╭──
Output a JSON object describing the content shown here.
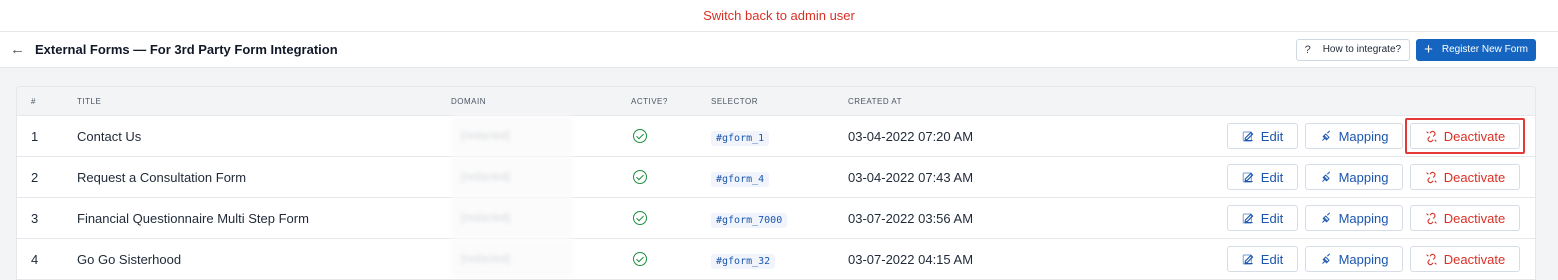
{
  "banner": {
    "text": "Switch back to admin user"
  },
  "header": {
    "back_icon": "arrow-left-icon",
    "title": "External Forms — For 3rd Party Form Integration",
    "help_label": "How to integrate?",
    "help_icon": "question-icon",
    "register_label": "Register New Form",
    "register_icon": "plus-icon"
  },
  "table": {
    "headers": {
      "num": "#",
      "title": "TITLE",
      "domain": "DOMAIN",
      "active": "ACTIVE?",
      "selector": "SELECTOR",
      "created": "CREATED AT"
    },
    "rows": [
      {
        "num": "1",
        "title": "Contact Us",
        "domain": "[redacted]",
        "active": true,
        "selector": "#gform_1",
        "created": "03-04-2022 07:20 AM"
      },
      {
        "num": "2",
        "title": "Request a Consultation Form",
        "domain": "[redacted]",
        "active": true,
        "selector": "#gform_4",
        "created": "03-04-2022 07:43 AM"
      },
      {
        "num": "3",
        "title": "Financial Questionnaire Multi Step Form",
        "domain": "[redacted]",
        "active": true,
        "selector": "#gform_7000",
        "created": "03-07-2022 03:56 AM"
      },
      {
        "num": "4",
        "title": "Go Go Sisterhood",
        "domain": "[redacted]",
        "active": true,
        "selector": "#gform_32",
        "created": "03-07-2022 04:15 AM"
      }
    ],
    "actions": {
      "edit_label": "Edit",
      "mapping_label": "Mapping",
      "deactivate_label": "Deactivate"
    }
  },
  "colors": {
    "primary": "#1565c0",
    "danger": "#d93025",
    "success": "#1e8e3e",
    "highlight": "#e53935"
  }
}
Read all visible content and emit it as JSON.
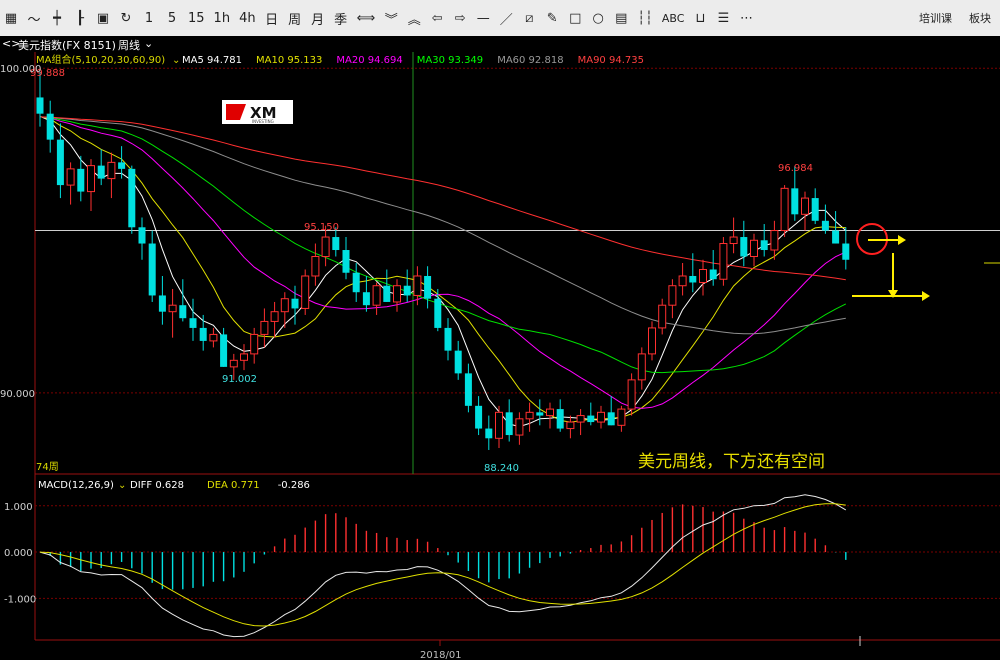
{
  "toolbar": {
    "left": [
      {
        "name": "grid-icon",
        "glyph": "▦"
      },
      {
        "name": "line-chart-icon",
        "glyph": "〜"
      },
      {
        "name": "candle-icon",
        "glyph": "┿"
      },
      {
        "name": "bar-icon",
        "glyph": "┠"
      },
      {
        "name": "save-icon",
        "glyph": "▣"
      },
      {
        "name": "refresh-icon",
        "glyph": "↻"
      },
      {
        "name": "period-1",
        "glyph": "1"
      },
      {
        "name": "period-5",
        "glyph": "5"
      },
      {
        "name": "period-15",
        "glyph": "15"
      },
      {
        "name": "period-1h",
        "glyph": "1h"
      },
      {
        "name": "period-4h",
        "glyph": "4h"
      },
      {
        "name": "period-day",
        "glyph": "日"
      },
      {
        "name": "period-week",
        "glyph": "周"
      },
      {
        "name": "period-month",
        "glyph": "月"
      },
      {
        "name": "period-quarter",
        "glyph": "季"
      },
      {
        "name": "arrows-lr-icon",
        "glyph": "⟺"
      },
      {
        "name": "chevron-down-icon",
        "glyph": "︾"
      },
      {
        "name": "chevron-up-icon",
        "glyph": "︽"
      },
      {
        "name": "arrow-left-icon",
        "glyph": "⇦"
      },
      {
        "name": "arrow-right-icon",
        "glyph": "⇨"
      },
      {
        "name": "hline-icon",
        "glyph": "—"
      },
      {
        "name": "trendline-icon",
        "glyph": "／"
      },
      {
        "name": "channel-icon",
        "glyph": "⧄"
      },
      {
        "name": "pen-icon",
        "glyph": "✎"
      },
      {
        "name": "rect-icon",
        "glyph": "□"
      },
      {
        "name": "circle-icon",
        "glyph": "○"
      },
      {
        "name": "text-box-icon",
        "glyph": "▤"
      },
      {
        "name": "vlines-icon",
        "glyph": "┆┆"
      },
      {
        "name": "abc-icon",
        "glyph": "ABC"
      },
      {
        "name": "ruler-icon",
        "glyph": "⊔"
      },
      {
        "name": "fib-icon",
        "glyph": "☰"
      },
      {
        "name": "more-icon",
        "glyph": "⋯"
      }
    ],
    "right": [
      "培训课",
      "板块"
    ]
  },
  "title": {
    "prefix": "<>",
    "symbol": "美元指数(FX 8151)",
    "period": "周线"
  },
  "ma_legend": [
    {
      "label": "MA组合(5,10,20,30,60,90)",
      "color": "#d8d800"
    },
    {
      "label": "MA5 94.781",
      "color": "#ffffff"
    },
    {
      "label": "MA10 95.133",
      "color": "#e0e000"
    },
    {
      "label": "MA20 94.694",
      "color": "#ff00ff"
    },
    {
      "label": "MA30 93.349",
      "color": "#00ff00"
    },
    {
      "label": "MA60 92.818",
      "color": "#9a9a9a"
    },
    {
      "label": "MA90 94.735",
      "color": "#ff4040"
    }
  ],
  "price_axis": {
    "ticks": [
      "100.000",
      "90.000"
    ]
  },
  "macd_legend": [
    {
      "label": "MACD(12,26,9)",
      "color": "#ffffff"
    },
    {
      "label": "DIFF 0.628",
      "color": "#ffffff"
    },
    {
      "label": "DEA 0.771",
      "color": "#e0e000"
    },
    {
      "label": "-0.286",
      "color": "#ffffff"
    }
  ],
  "macd_axis": {
    "ticks": [
      "1.000",
      "0.000",
      "-1.000"
    ]
  },
  "x_date": "2018/01",
  "label_74": "74周",
  "annotations": {
    "high_left": "99.888",
    "low1": "91.002",
    "peak": "95.150",
    "low2": "88.240",
    "high_right": "96.984",
    "comment": "美元周线，下方还有空间"
  },
  "logo": {
    "text": "XM",
    "sub": "INVESTING"
  },
  "colors": {
    "up": "#ff3030",
    "down": "#00e0e0",
    "grid": "#7a0000",
    "axis": "#9a1010"
  },
  "chart_data": {
    "type": "candlestick",
    "ylim": [
      87.5,
      100.5
    ],
    "values_ohlc": [
      [
        99.1,
        99.888,
        98.2,
        98.6
      ],
      [
        98.6,
        99.0,
        97.4,
        97.8
      ],
      [
        97.8,
        98.3,
        96.0,
        96.4
      ],
      [
        96.4,
        97.1,
        95.8,
        96.9
      ],
      [
        96.9,
        97.3,
        95.9,
        96.2
      ],
      [
        96.2,
        97.2,
        95.6,
        97.0
      ],
      [
        97.0,
        97.5,
        96.4,
        96.6
      ],
      [
        96.6,
        97.4,
        96.0,
        97.1
      ],
      [
        97.1,
        97.6,
        96.6,
        96.9
      ],
      [
        96.9,
        97.0,
        94.9,
        95.1
      ],
      [
        95.1,
        95.4,
        94.1,
        94.6
      ],
      [
        94.6,
        95.0,
        92.8,
        93.0
      ],
      [
        93.0,
        93.6,
        92.1,
        92.5
      ],
      [
        92.5,
        93.2,
        91.7,
        92.7
      ],
      [
        92.7,
        93.5,
        92.2,
        92.3
      ],
      [
        92.3,
        92.9,
        91.6,
        92.0
      ],
      [
        92.0,
        92.4,
        91.3,
        91.6
      ],
      [
        91.6,
        92.0,
        91.4,
        91.8
      ],
      [
        91.8,
        92.0,
        90.8,
        90.8
      ],
      [
        90.8,
        91.2,
        90.4,
        91.002
      ],
      [
        91.002,
        91.5,
        90.7,
        91.2
      ],
      [
        91.2,
        92.0,
        90.9,
        91.8
      ],
      [
        91.8,
        92.6,
        91.4,
        92.2
      ],
      [
        92.2,
        92.8,
        91.7,
        92.5
      ],
      [
        92.5,
        93.1,
        92.0,
        92.9
      ],
      [
        92.9,
        93.3,
        92.1,
        92.6
      ],
      [
        92.6,
        93.8,
        92.4,
        93.6
      ],
      [
        93.6,
        94.6,
        93.3,
        94.2
      ],
      [
        94.2,
        95.15,
        93.9,
        94.8
      ],
      [
        94.8,
        95.1,
        94.2,
        94.4
      ],
      [
        94.4,
        94.8,
        93.5,
        93.7
      ],
      [
        93.7,
        94.0,
        92.8,
        93.1
      ],
      [
        93.1,
        93.6,
        92.5,
        92.7
      ],
      [
        92.7,
        93.4,
        92.4,
        93.3
      ],
      [
        93.3,
        93.8,
        92.8,
        92.8
      ],
      [
        92.8,
        93.5,
        92.5,
        93.3
      ],
      [
        93.3,
        93.8,
        92.8,
        93.0
      ],
      [
        93.0,
        93.9,
        92.7,
        93.6
      ],
      [
        93.6,
        93.9,
        92.6,
        92.9
      ],
      [
        92.9,
        93.2,
        91.9,
        92.0
      ],
      [
        92.0,
        92.3,
        91.0,
        91.3
      ],
      [
        91.3,
        91.6,
        90.4,
        90.6
      ],
      [
        90.6,
        90.9,
        89.4,
        89.6
      ],
      [
        89.6,
        89.9,
        88.7,
        88.9
      ],
      [
        88.9,
        89.3,
        88.24,
        88.6
      ],
      [
        88.6,
        89.6,
        88.3,
        89.4
      ],
      [
        89.4,
        89.8,
        88.5,
        88.7
      ],
      [
        88.7,
        89.4,
        88.4,
        89.2
      ],
      [
        89.2,
        89.7,
        88.8,
        89.4
      ],
      [
        89.4,
        89.8,
        89.0,
        89.3
      ],
      [
        89.3,
        89.7,
        88.9,
        89.5
      ],
      [
        89.5,
        89.8,
        88.8,
        88.9
      ],
      [
        88.9,
        89.3,
        88.6,
        89.1
      ],
      [
        89.1,
        89.5,
        88.7,
        89.3
      ],
      [
        89.3,
        89.7,
        89.0,
        89.1
      ],
      [
        89.1,
        89.6,
        88.9,
        89.4
      ],
      [
        89.4,
        89.9,
        89.0,
        89.0
      ],
      [
        89.0,
        89.6,
        88.8,
        89.5
      ],
      [
        89.5,
        90.6,
        89.3,
        90.4
      ],
      [
        90.4,
        91.4,
        90.1,
        91.2
      ],
      [
        91.2,
        92.2,
        91.0,
        92.0
      ],
      [
        92.0,
        92.9,
        91.8,
        92.7
      ],
      [
        92.7,
        93.5,
        92.3,
        93.3
      ],
      [
        93.3,
        94.0,
        93.0,
        93.6
      ],
      [
        93.6,
        94.3,
        93.1,
        93.4
      ],
      [
        93.4,
        94.1,
        93.0,
        93.8
      ],
      [
        93.8,
        94.4,
        93.3,
        93.5
      ],
      [
        93.5,
        94.8,
        93.3,
        94.6
      ],
      [
        94.6,
        95.4,
        94.3,
        94.8
      ],
      [
        94.8,
        95.3,
        93.9,
        94.2
      ],
      [
        94.2,
        94.9,
        93.9,
        94.7
      ],
      [
        94.7,
        95.2,
        94.2,
        94.4
      ],
      [
        94.4,
        95.3,
        94.1,
        95.0
      ],
      [
        95.0,
        96.4,
        94.8,
        96.3
      ],
      [
        96.3,
        96.984,
        95.3,
        95.5
      ],
      [
        95.5,
        96.2,
        95.0,
        96.0
      ],
      [
        96.0,
        96.3,
        95.2,
        95.3
      ],
      [
        95.3,
        95.8,
        94.9,
        95.0
      ],
      [
        95.0,
        95.6,
        94.6,
        94.6
      ],
      [
        94.6,
        95.1,
        93.8,
        94.1
      ]
    ]
  }
}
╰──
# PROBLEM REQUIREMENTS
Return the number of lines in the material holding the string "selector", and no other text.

# ANSWER SECTION
5